Climate Class Ratings
I to explain here just what I mean. A number of fridges sold in Australia are marketed as 'tropicalised'. Whilst this is a reasonable description of their design and construction, the term 'tropicalised' can unintentionally mislead those not familiar with fridge technology.
The increasingly accepted European Union (CEN) fridge performance standard, includes so-called 'Climate Classes' in which the most stringent is Climate Class T. And that 'T' stands for Tropical. So in the way that 'oils ain't necessarily oils', a 'tropicalised' fridge ain't necessarily Climate Class T.
There are four (CEN Standard) Climate Class ratings.
Fridges rated 'SN', and 'N' (which stands for Sub Normal, and Normal respectively) are designed and rated to work up to 32 degrees C.
Fridges marked 'ST', (which stands for Sub Tropical) are designed and rated to work up to 36 degrees C. Those marked 'T' (which stands for Tropical) are designed and rated to work up to 43 degrees C.

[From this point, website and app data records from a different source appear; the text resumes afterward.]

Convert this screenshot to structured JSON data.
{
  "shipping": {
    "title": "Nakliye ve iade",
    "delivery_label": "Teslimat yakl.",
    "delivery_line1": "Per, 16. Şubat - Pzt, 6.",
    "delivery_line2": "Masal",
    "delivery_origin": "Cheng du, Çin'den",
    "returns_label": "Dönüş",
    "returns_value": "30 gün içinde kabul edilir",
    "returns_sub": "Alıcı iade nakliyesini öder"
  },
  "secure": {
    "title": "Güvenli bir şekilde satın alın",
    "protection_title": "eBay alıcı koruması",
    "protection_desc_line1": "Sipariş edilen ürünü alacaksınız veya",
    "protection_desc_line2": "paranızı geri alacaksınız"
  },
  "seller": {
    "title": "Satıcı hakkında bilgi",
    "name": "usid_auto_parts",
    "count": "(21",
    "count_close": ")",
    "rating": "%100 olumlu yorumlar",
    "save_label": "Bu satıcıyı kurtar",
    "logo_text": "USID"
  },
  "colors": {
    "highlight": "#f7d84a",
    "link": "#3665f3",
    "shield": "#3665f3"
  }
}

A correctly installed fridge Climate Class rated fridge can be relied upon to work satisfactorily up to the highest ambient temperature for which it is rated. But once past that temperature, cooling performance is likely to drop off. If, for example, you have a Climate Class SN or N fridge (ie. designed for 32 degrees maximum), but it's 42 degrees outside, the beer in that fridge is likely to be up to ten degrees C warmer.
So if you are planning to spend time in places that are very hot, it is prudent to use a 'T-rated' unit. I have yet to encounter anyone even locally using a correctly installed 'T-rated' fridge that was not completely satisfied with its performance. And I live in the Kimberley which is one of the most consistently hot areas of this country.
Do note that the European Union Standard that includes Climate Class ratings is not obligatory in Australia. Nevertheless Dometic and a few other fridge vendors market fridges in Australia that have the 'Climate Class' rating noted on their compliance plate (which you'll find inside the fridge). Climate Class T fridges were for example fitted in several display Winnebagos on display at the Casino Rally and many CMCA members have recently bought them.
Be clear regarding this: a statement that a fridge is 'tropicalised' does not imply that it meets Climate Class 'T' requirements.
Dometic states that its fridges that do meet the 'T' standard (and are designated accordingly on the compliance plate) are the larger models RM 2453, RM 2553, and RM 4601. The company claims only that its smaller fridges are 'tropicalised'.